(Experimental group mainly was the old people)

  • The temperature of the rectum which is closely related to the body temperature has raised slowly before the Jjimjil. (Good Effect)
  • In case of the old man, the total amount of sweat become stabilized with a slight increase, and in case of the old woman, the total amount of sweat had decreased.
  • Most of the people's blood pressure decreased. (Good Effect)
  • The concentration of blood lactate which causes muscle tiredness decreased. (Good Effect)
  • After long-term of Jjimjil, body fat percentage of old woman decreased, but in case of old man, there was no effective change.
  • Every age of human, the heat-resisting ability has been increased. (Good Effect)
  • But, the cold-resisting ability has been decreased. However, if we control the time, power, and the repetition well, especially when we rest in the ice room during Jjimjil. It can reduce the decrease of cold-resisting ability and even we can increase it.

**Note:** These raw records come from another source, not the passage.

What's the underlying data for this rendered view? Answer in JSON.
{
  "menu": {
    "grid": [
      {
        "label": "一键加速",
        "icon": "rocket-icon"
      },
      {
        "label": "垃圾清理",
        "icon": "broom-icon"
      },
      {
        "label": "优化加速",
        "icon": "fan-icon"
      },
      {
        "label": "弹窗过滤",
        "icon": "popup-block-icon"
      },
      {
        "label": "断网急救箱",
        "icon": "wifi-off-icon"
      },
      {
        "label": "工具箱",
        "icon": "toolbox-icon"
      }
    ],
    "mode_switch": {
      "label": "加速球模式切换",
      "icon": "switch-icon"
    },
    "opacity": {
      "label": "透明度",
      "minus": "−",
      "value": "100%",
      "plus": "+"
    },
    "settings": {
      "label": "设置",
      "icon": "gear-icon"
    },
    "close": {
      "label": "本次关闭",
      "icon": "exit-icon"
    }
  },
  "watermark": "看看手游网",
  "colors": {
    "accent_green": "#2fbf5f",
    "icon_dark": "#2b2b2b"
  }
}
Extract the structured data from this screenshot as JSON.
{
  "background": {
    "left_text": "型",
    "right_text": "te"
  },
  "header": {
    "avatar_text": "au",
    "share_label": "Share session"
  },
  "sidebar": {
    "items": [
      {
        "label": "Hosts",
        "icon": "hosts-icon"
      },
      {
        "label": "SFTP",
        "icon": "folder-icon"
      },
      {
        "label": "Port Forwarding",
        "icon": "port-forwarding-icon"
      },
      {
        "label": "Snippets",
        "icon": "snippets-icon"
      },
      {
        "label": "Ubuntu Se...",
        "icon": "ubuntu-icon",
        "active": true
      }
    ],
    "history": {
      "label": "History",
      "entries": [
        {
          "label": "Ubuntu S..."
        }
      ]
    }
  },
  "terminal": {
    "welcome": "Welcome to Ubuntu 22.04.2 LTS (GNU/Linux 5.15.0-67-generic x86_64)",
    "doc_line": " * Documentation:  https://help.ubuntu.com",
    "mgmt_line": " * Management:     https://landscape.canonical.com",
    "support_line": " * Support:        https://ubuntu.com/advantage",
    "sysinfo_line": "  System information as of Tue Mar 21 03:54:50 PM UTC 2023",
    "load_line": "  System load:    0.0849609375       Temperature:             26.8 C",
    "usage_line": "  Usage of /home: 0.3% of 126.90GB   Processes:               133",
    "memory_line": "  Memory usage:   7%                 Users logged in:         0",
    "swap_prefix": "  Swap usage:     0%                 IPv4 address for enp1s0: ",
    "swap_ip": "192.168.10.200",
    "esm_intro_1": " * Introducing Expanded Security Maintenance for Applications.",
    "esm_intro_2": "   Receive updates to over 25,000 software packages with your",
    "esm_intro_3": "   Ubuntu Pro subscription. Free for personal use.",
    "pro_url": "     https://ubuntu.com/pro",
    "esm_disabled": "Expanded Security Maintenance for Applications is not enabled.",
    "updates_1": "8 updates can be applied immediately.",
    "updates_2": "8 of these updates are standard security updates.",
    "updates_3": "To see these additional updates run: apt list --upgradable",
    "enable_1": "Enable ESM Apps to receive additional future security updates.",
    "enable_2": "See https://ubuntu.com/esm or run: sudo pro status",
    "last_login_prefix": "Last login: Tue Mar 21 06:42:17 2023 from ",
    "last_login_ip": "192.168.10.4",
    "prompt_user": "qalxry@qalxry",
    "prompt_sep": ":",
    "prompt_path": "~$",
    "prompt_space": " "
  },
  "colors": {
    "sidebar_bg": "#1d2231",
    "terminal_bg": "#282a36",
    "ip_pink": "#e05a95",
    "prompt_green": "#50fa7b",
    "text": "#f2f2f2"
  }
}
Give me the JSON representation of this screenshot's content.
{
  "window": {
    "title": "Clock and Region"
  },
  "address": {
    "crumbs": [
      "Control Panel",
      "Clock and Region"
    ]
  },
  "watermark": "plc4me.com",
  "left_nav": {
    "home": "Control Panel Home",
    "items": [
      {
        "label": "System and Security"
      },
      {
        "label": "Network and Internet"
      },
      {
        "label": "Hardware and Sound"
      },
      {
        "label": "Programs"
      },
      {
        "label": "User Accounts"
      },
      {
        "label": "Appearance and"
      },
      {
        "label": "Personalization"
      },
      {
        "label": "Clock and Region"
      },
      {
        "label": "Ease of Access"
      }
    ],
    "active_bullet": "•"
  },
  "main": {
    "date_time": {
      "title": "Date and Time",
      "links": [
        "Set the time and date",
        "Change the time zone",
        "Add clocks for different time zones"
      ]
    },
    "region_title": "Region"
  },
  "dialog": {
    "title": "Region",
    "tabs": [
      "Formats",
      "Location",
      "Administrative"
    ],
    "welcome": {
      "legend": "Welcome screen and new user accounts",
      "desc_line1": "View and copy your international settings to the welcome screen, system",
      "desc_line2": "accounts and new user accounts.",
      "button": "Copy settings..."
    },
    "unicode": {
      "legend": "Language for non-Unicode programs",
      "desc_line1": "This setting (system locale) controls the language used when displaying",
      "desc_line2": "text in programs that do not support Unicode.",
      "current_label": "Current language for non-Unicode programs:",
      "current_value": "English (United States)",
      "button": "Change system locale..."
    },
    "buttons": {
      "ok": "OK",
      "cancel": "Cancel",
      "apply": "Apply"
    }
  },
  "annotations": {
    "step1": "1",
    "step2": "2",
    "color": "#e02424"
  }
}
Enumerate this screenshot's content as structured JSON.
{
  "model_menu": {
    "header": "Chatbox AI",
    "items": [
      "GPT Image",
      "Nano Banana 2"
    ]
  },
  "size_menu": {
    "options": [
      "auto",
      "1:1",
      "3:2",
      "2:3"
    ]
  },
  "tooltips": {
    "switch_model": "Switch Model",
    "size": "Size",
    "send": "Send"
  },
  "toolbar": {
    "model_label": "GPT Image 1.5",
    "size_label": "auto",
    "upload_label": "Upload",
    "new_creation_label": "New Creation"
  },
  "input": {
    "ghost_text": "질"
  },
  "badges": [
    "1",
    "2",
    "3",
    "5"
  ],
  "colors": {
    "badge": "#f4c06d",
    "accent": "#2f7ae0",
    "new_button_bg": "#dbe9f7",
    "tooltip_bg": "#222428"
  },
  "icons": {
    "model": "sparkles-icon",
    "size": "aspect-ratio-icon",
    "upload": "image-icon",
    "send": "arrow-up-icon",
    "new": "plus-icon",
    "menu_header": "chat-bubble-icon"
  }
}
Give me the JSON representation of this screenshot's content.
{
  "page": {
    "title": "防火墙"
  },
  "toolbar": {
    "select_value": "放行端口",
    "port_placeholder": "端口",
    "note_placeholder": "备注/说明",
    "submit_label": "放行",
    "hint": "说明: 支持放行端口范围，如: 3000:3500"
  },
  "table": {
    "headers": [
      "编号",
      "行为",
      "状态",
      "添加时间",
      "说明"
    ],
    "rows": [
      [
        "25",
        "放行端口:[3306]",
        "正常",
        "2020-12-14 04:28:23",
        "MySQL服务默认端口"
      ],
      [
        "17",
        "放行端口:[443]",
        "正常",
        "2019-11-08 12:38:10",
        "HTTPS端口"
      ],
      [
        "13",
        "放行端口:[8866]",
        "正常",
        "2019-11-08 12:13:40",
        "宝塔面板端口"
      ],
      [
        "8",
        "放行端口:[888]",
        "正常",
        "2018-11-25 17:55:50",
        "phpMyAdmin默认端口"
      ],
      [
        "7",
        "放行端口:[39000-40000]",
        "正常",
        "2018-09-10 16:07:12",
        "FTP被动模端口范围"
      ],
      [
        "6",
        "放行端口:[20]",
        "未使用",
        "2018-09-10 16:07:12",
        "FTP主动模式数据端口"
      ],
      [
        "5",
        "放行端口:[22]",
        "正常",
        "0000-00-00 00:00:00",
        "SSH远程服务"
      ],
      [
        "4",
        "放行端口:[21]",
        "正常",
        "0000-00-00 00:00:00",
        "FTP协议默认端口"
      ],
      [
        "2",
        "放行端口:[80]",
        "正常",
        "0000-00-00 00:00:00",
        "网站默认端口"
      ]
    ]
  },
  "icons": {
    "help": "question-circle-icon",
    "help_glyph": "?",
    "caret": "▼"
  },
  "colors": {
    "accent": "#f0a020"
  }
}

[12][13][14]

FoodEdit

 
Sikhye
 
Miyeok guk (seaweed soup)
 
Patbingsu (팥빙수)
  • Iced Sikhye (식혜) is a sweet rice beverage.
  • Baked eggs (맥반석 계란) are eggs slow-cooked in the hottest sauna. They are eaten like a hard-boiled egg (삶은 계란).
  • Miyeokguk (미역국) is a soup made from miyeok, a type of seaweed; and typically a mussel based broth.
  • Patbingsu (팥빙수) is a shaved ice dessert with sweet toppings such as chopped fruit, condensed milk, fruit syrup, and Azuki beans.
  • Iced coffee

See alsoEdit

ReferencesEdit

  1. ^ "Naked etiquette: From onsens in Japan to jjimjilbangs in South Korea". Channelnewsasia.com.
  2. ^ "Essential Korean Reader". Books.google.co.kr.
  3. ^ "Seoul Medical Tourism Guide book: Restore Your Energy Seoul Medical & Wellness". Books.google.co.kr.
  4. ^ "How to Enjoy a Traditional Korean Jjimjil bang or Bathhouse". Bemariekorea.com.
  5. ^ Milner, Rebecca. "First-time jjimjilbang: how to visit a Korean bathhouse". Lonelyplanet.com. Retrieved 23 June 2016.
  6. ^ "Guidebook for Living in Korea". Books.google.co.kr.
  7. ^ "찜질방서 곰팡이, 무좀균까지…위생관리 '빨간불'". Hani.co.kr. 10 June 2010. Retrieved 8 September 2018.
  8. ^ "≪신문고뉴스≫ 강남 3개 찜질방 식품위생법 위반 등으로 적발돼". Shinmoongo.net. 24 June 2010. Retrieved 8 September 2018.
  9. ^ "별표·서식". Law.go.kr. Retrieved 8 September 2018.
  10. ^ 건강을 위한 첫걸음 - 세균 천국 찜질방, 위생상태 비상!!. hidoc.co.kr. Retrieved 4 January 2011.
  11. ^ "남동경찰서, 찜질방내 스마트폰 도난 예방법 - 국제뉴스". Gukjenews.com. 20 February 2015. Retrieved 8 September 2018.
  12. ^ [1][dead link]
  13. ^ Wha, Choi Jeong; Young, Song Eun; Kyung, Hwang Soo. "The Effects of Regular Jjimjilbang Exposure on Cold Tolerance in Young and Elderly Females". The Korean Journal of Community Living Science. 18 (4). Retrieved 8 September 2018.
  14. ^ Park, Joo-Hee; Hwang, Soo-Kyung; Choi, Jeong-Wha. "Relationships between Heat Tolerance and Cold Tolerance during Continuous Exposure to Various Jjimjilbang". Journal of The Korean Society of Living Environmental System. 17 (4). Retrieved 8 September 2018.

External linksEdit